++++ ENTRIES PROVIDED ++++
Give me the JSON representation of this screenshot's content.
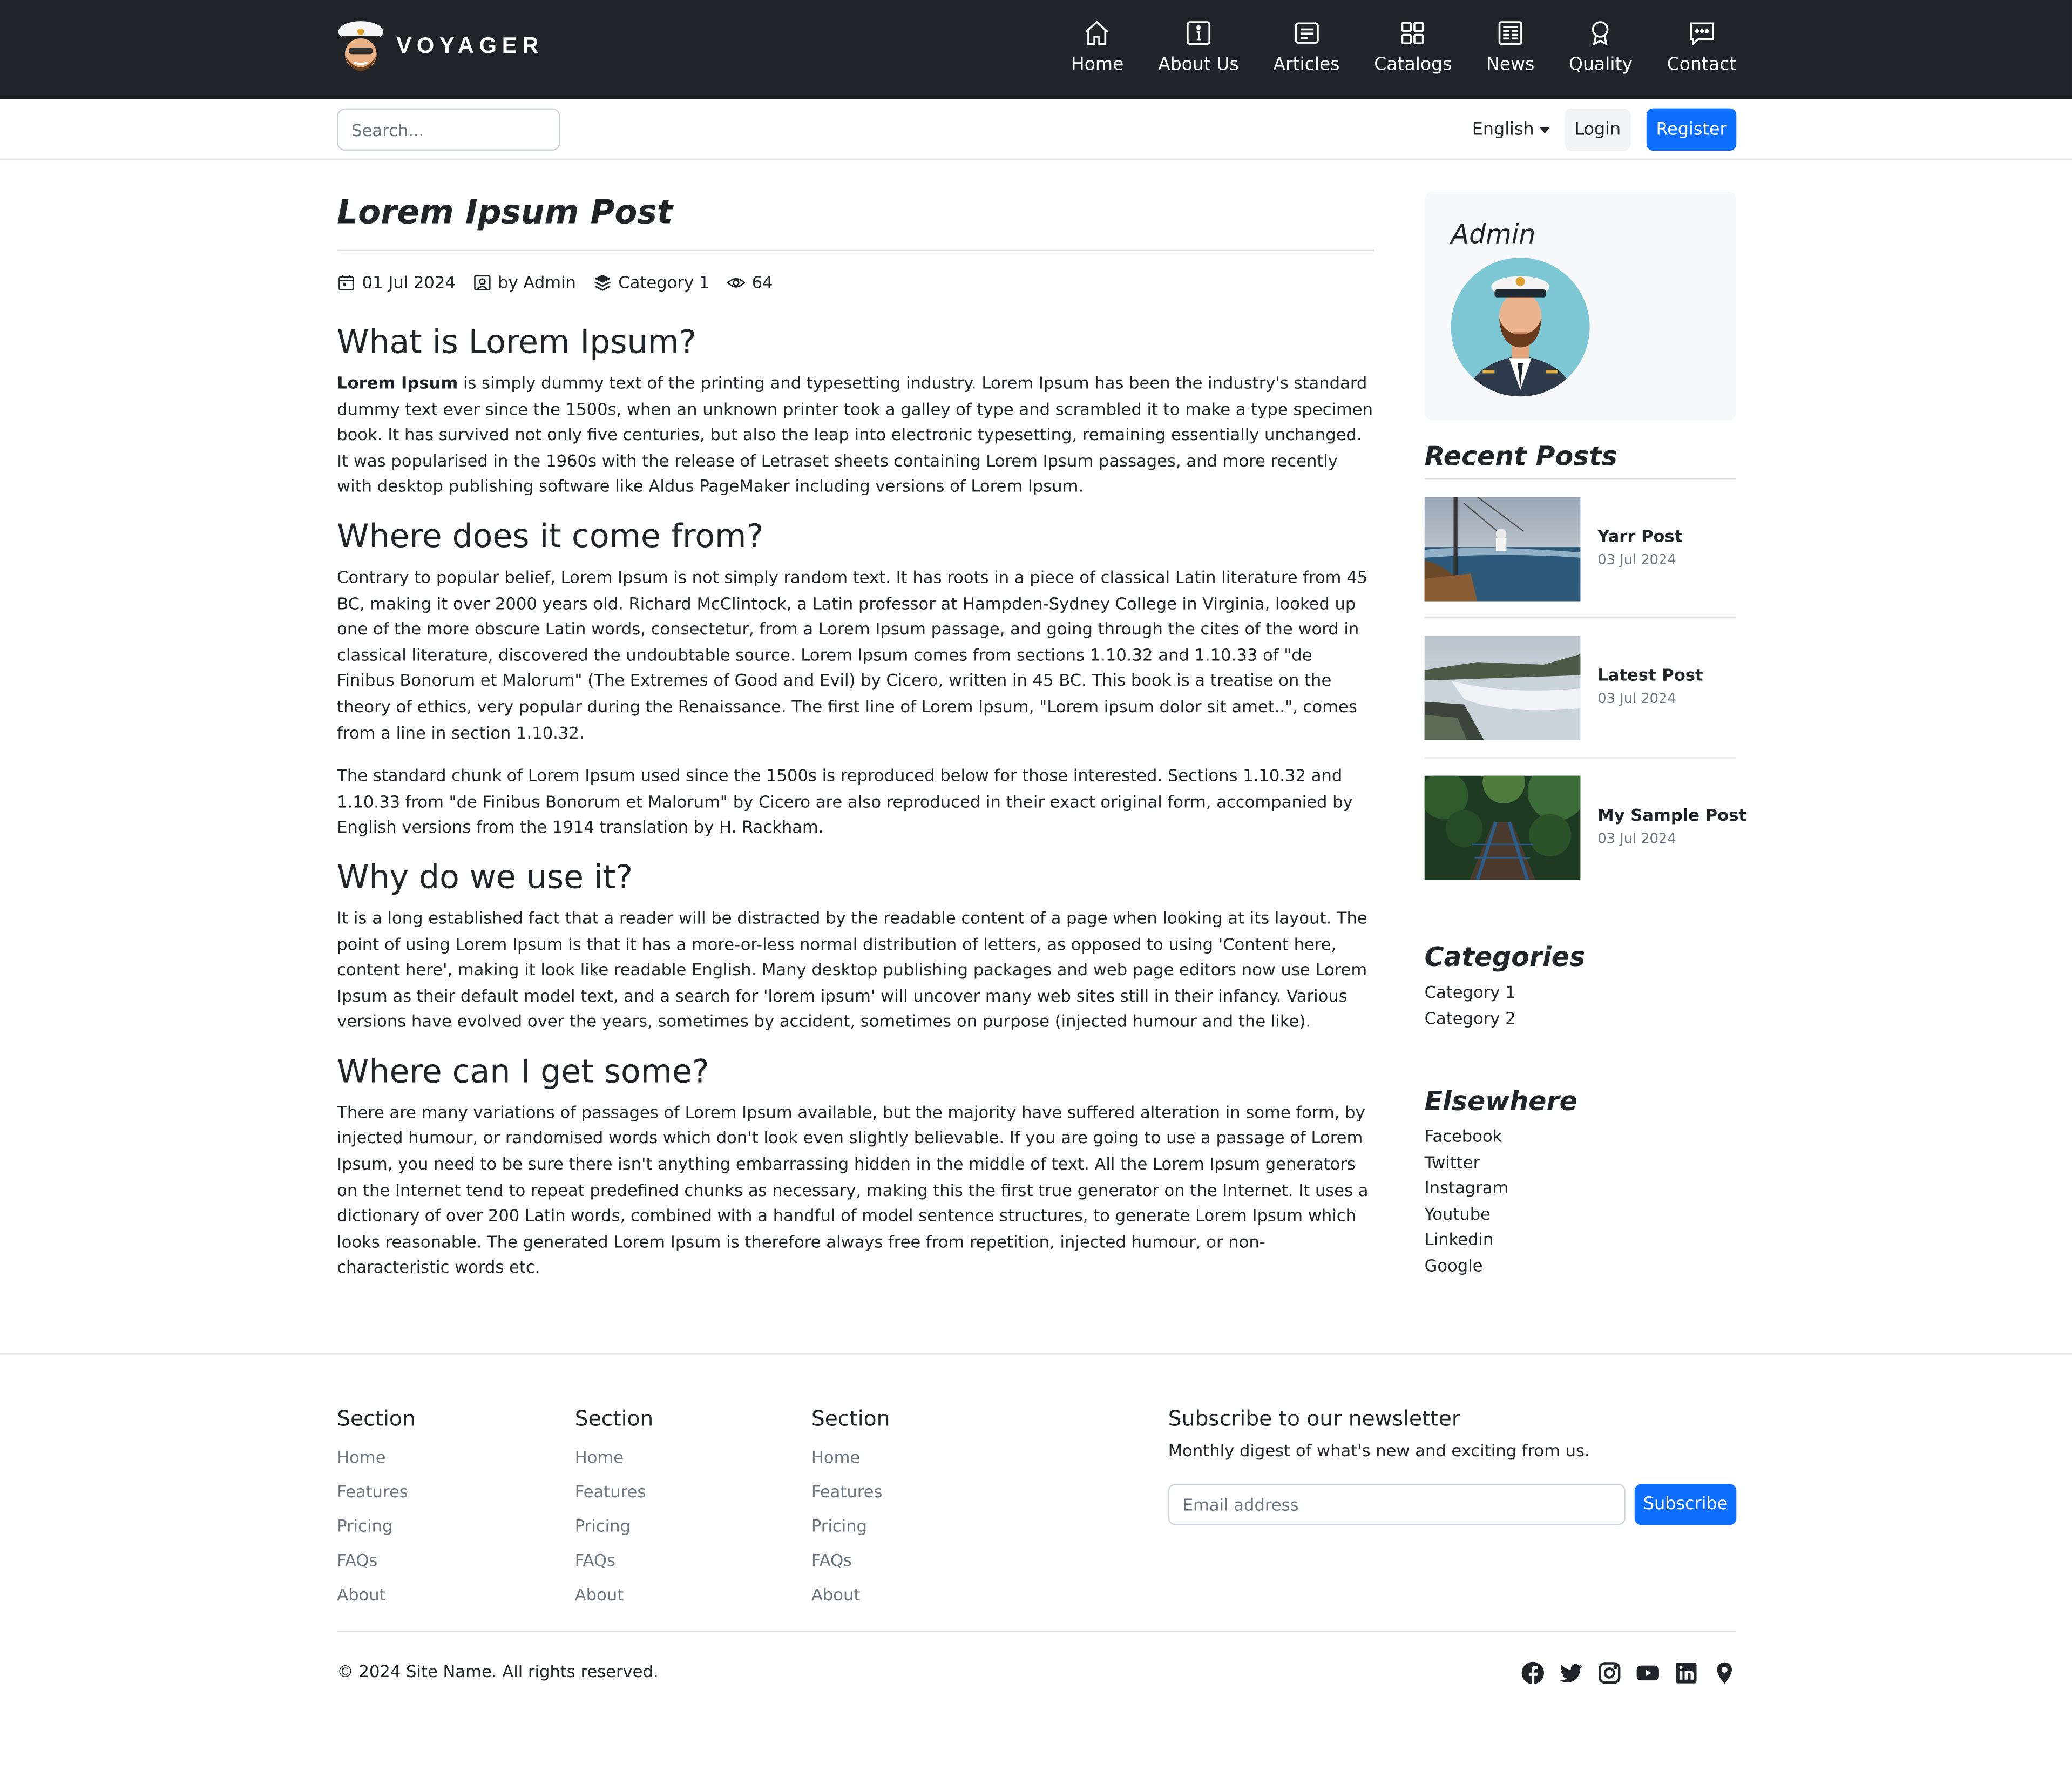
{
  "brand": {
    "name": "VOYAGER"
  },
  "nav": {
    "items": [
      {
        "label": "Home",
        "icon": "house-icon"
      },
      {
        "label": "About Us",
        "icon": "info-icon"
      },
      {
        "label": "Articles",
        "icon": "article-icon"
      },
      {
        "label": "Catalogs",
        "icon": "grid-icon"
      },
      {
        "label": "News",
        "icon": "newspaper-icon"
      },
      {
        "label": "Quality",
        "icon": "award-icon"
      },
      {
        "label": "Contact",
        "icon": "chat-icon"
      }
    ]
  },
  "subbar": {
    "search_placeholder": "Search...",
    "language": "English",
    "login_label": "Login",
    "register_label": "Register"
  },
  "post": {
    "title": "Lorem Ipsum Post",
    "date": "01 Jul 2024",
    "author": "by Admin",
    "category": "Category 1",
    "views": "64",
    "sections": [
      {
        "heading": "What is Lorem Ipsum?",
        "lead": "Lorem Ipsum",
        "paragraphs": [
          " is simply dummy text of the printing and typesetting industry. Lorem Ipsum has been the industry's standard dummy text ever since the 1500s, when an unknown printer took a galley of type and scrambled it to make a type specimen book. It has survived not only five centuries, but also the leap into electronic typesetting, remaining essentially unchanged. It was popularised in the 1960s with the release of Letraset sheets containing Lorem Ipsum passages, and more recently with desktop publishing software like Aldus PageMaker including versions of Lorem Ipsum."
        ]
      },
      {
        "heading": "Where does it come from?",
        "paragraphs": [
          "Contrary to popular belief, Lorem Ipsum is not simply random text. It has roots in a piece of classical Latin literature from 45 BC, making it over 2000 years old. Richard McClintock, a Latin professor at Hampden-Sydney College in Virginia, looked up one of the more obscure Latin words, consectetur, from a Lorem Ipsum passage, and going through the cites of the word in classical literature, discovered the undoubtable source. Lorem Ipsum comes from sections 1.10.32 and 1.10.33 of \"de Finibus Bonorum et Malorum\" (The Extremes of Good and Evil) by Cicero, written in 45 BC. This book is a treatise on the theory of ethics, very popular during the Renaissance. The first line of Lorem Ipsum, \"Lorem ipsum dolor sit amet..\", comes from a line in section 1.10.32.",
          "The standard chunk of Lorem Ipsum used since the 1500s is reproduced below for those interested. Sections 1.10.32 and 1.10.33 from \"de Finibus Bonorum et Malorum\" by Cicero are also reproduced in their exact original form, accompanied by English versions from the 1914 translation by H. Rackham."
        ]
      },
      {
        "heading": "Why do we use it?",
        "paragraphs": [
          "It is a long established fact that a reader will be distracted by the readable content of a page when looking at its layout. The point of using Lorem Ipsum is that it has a more-or-less normal distribution of letters, as opposed to using 'Content here, content here', making it look like readable English. Many desktop publishing packages and web page editors now use Lorem Ipsum as their default model text, and a search for 'lorem ipsum' will uncover many web sites still in their infancy. Various versions have evolved over the years, sometimes by accident, sometimes on purpose (injected humour and the like)."
        ]
      },
      {
        "heading": "Where can I get some?",
        "paragraphs": [
          "There are many variations of passages of Lorem Ipsum available, but the majority have suffered alteration in some form, by injected humour, or randomised words which don't look even slightly believable. If you are going to use a passage of Lorem Ipsum, you need to be sure there isn't anything embarrassing hidden in the middle of text. All the Lorem Ipsum generators on the Internet tend to repeat predefined chunks as necessary, making this the first true generator on the Internet. It uses a dictionary of over 200 Latin words, combined with a handful of model sentence structures, to generate Lorem Ipsum which looks reasonable. The generated Lorem Ipsum is therefore always free from repetition, injected humour, or non-characteristic words etc."
        ]
      }
    ]
  },
  "sidebar": {
    "admin_name": "Admin",
    "recent_heading": "Recent Posts",
    "recent_posts": [
      {
        "title": "Yarr Post",
        "date": "03 Jul 2024"
      },
      {
        "title": "Latest Post",
        "date": "03 Jul 2024"
      },
      {
        "title": "My Sample Post",
        "date": "03 Jul 2024"
      }
    ],
    "categories_heading": "Categories",
    "categories": [
      "Category 1",
      "Category 2"
    ],
    "elsewhere_heading": "Elsewhere",
    "elsewhere": [
      "Facebook",
      "Twitter",
      "Instagram",
      "Youtube",
      "Linkedin",
      "Google"
    ]
  },
  "footer": {
    "columns": [
      {
        "heading": "Section",
        "links": [
          "Home",
          "Features",
          "Pricing",
          "FAQs",
          "About"
        ]
      },
      {
        "heading": "Section",
        "links": [
          "Home",
          "Features",
          "Pricing",
          "FAQs",
          "About"
        ]
      },
      {
        "heading": "Section",
        "links": [
          "Home",
          "Features",
          "Pricing",
          "FAQs",
          "About"
        ]
      }
    ],
    "newsletter_heading": "Subscribe to our newsletter",
    "newsletter_text": "Monthly digest of what's new and exciting from us.",
    "email_placeholder": "Email address",
    "subscribe_label": "Subscribe",
    "copyright": "© 2024 Site Name. All rights reserved.",
    "social_icons": [
      "facebook-icon",
      "twitter-icon",
      "instagram-icon",
      "youtube-icon",
      "linkedin-icon",
      "location-pin-icon"
    ]
  },
  "colors": {
    "primary": "#0d6efd",
    "navbar": "#212529",
    "sidebar_bg": "#f8f9fa",
    "muted": "#6c757d"
  }
}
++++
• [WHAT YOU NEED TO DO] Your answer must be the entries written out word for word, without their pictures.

• [RESPONSE]
Give me the JSON representation of this screenshot's content.
{
  "brand": {
    "name": "VOYAGER"
  },
  "nav": {
    "items": [
      {
        "label": "Home",
        "icon": "house-icon"
      },
      {
        "label": "About Us",
        "icon": "info-icon"
      },
      {
        "label": "Articles",
        "icon": "article-icon"
      },
      {
        "label": "Catalogs",
        "icon": "grid-icon"
      },
      {
        "label": "News",
        "icon": "newspaper-icon"
      },
      {
        "label": "Quality",
        "icon": "award-icon"
      },
      {
        "label": "Contact",
        "icon": "chat-icon"
      }
    ]
  },
  "subbar": {
    "search_placeholder": "Search...",
    "language": "English",
    "login_label": "Login",
    "register_label": "Register"
  },
  "post": {
    "title": "Lorem Ipsum Post",
    "date": "01 Jul 2024",
    "author": "by Admin",
    "category": "Category 1",
    "views": "64",
    "sections": [
      {
        "heading": "What is Lorem Ipsum?",
        "lead": "Lorem Ipsum",
        "paragraphs": [
          " is simply dummy text of the printing and typesetting industry. Lorem Ipsum has been the industry's standard dummy text ever since the 1500s, when an unknown printer took a galley of type and scrambled it to make a type specimen book. It has survived not only five centuries, but also the leap into electronic typesetting, remaining essentially unchanged. It was popularised in the 1960s with the release of Letraset sheets containing Lorem Ipsum passages, and more recently with desktop publishing software like Aldus PageMaker including versions of Lorem Ipsum."
        ]
      },
      {
        "heading": "Where does it come from?",
        "paragraphs": [
          "Contrary to popular belief, Lorem Ipsum is not simply random text. It has roots in a piece of classical Latin literature from 45 BC, making it over 2000 years old. Richard McClintock, a Latin professor at Hampden-Sydney College in Virginia, looked up one of the more obscure Latin words, consectetur, from a Lorem Ipsum passage, and going through the cites of the word in classical literature, discovered the undoubtable source. Lorem Ipsum comes from sections 1.10.32 and 1.10.33 of \"de Finibus Bonorum et Malorum\" (The Extremes of Good and Evil) by Cicero, written in 45 BC. This book is a treatise on the theory of ethics, very popular during the Renaissance. The first line of Lorem Ipsum, \"Lorem ipsum dolor sit amet..\", comes from a line in section 1.10.32.",
          "The standard chunk of Lorem Ipsum used since the 1500s is reproduced below for those interested. Sections 1.10.32 and 1.10.33 from \"de Finibus Bonorum et Malorum\" by Cicero are also reproduced in their exact original form, accompanied by English versions from the 1914 translation by H. Rackham."
        ]
      },
      {
        "heading": "Why do we use it?",
        "paragraphs": [
          "It is a long established fact that a reader will be distracted by the readable content of a page when looking at its layout. The point of using Lorem Ipsum is that it has a more-or-less normal distribution of letters, as opposed to using 'Content here, content here', making it look like readable English. Many desktop publishing packages and web page editors now use Lorem Ipsum as their default model text, and a search for 'lorem ipsum' will uncover many web sites still in their infancy. Various versions have evolved over the years, sometimes by accident, sometimes on purpose (injected humour and the like)."
        ]
      },
      {
        "heading": "Where can I get some?",
        "paragraphs": [
          "There are many variations of passages of Lorem Ipsum available, but the majority have suffered alteration in some form, by injected humour, or randomised words which don't look even slightly believable. If you are going to use a passage of Lorem Ipsum, you need to be sure there isn't anything embarrassing hidden in the middle of text. All the Lorem Ipsum generators on the Internet tend to repeat predefined chunks as necessary, making this the first true generator on the Internet. It uses a dictionary of over 200 Latin words, combined with a handful of model sentence structures, to generate Lorem Ipsum which looks reasonable. The generated Lorem Ipsum is therefore always free from repetition, injected humour, or non-characteristic words etc."
        ]
      }
    ]
  },
  "sidebar": {
    "admin_name": "Admin",
    "recent_heading": "Recent Posts",
    "recent_posts": [
      {
        "title": "Yarr Post",
        "date": "03 Jul 2024"
      },
      {
        "title": "Latest Post",
        "date": "03 Jul 2024"
      },
      {
        "title": "My Sample Post",
        "date": "03 Jul 2024"
      }
    ],
    "categories_heading": "Categories",
    "categories": [
      "Category 1",
      "Category 2"
    ],
    "elsewhere_heading": "Elsewhere",
    "elsewhere": [
      "Facebook",
      "Twitter",
      "Instagram",
      "Youtube",
      "Linkedin",
      "Google"
    ]
  },
  "footer": {
    "columns": [
      {
        "heading": "Section",
        "links": [
          "Home",
          "Features",
          "Pricing",
          "FAQs",
          "About"
        ]
      },
      {
        "heading": "Section",
        "links": [
          "Home",
          "Features",
          "Pricing",
          "FAQs",
          "About"
        ]
      },
      {
        "heading": "Section",
        "links": [
          "Home",
          "Features",
          "Pricing",
          "FAQs",
          "About"
        ]
      }
    ],
    "newsletter_heading": "Subscribe to our newsletter",
    "newsletter_text": "Monthly digest of what's new and exciting from us.",
    "email_placeholder": "Email address",
    "subscribe_label": "Subscribe",
    "copyright": "© 2024 Site Name. All rights reserved.",
    "social_icons": [
      "facebook-icon",
      "twitter-icon",
      "instagram-icon",
      "youtube-icon",
      "linkedin-icon",
      "location-pin-icon"
    ]
  },
  "colors": {
    "primary": "#0d6efd",
    "navbar": "#212529",
    "sidebar_bg": "#f8f9fa",
    "muted": "#6c757d"
  }
}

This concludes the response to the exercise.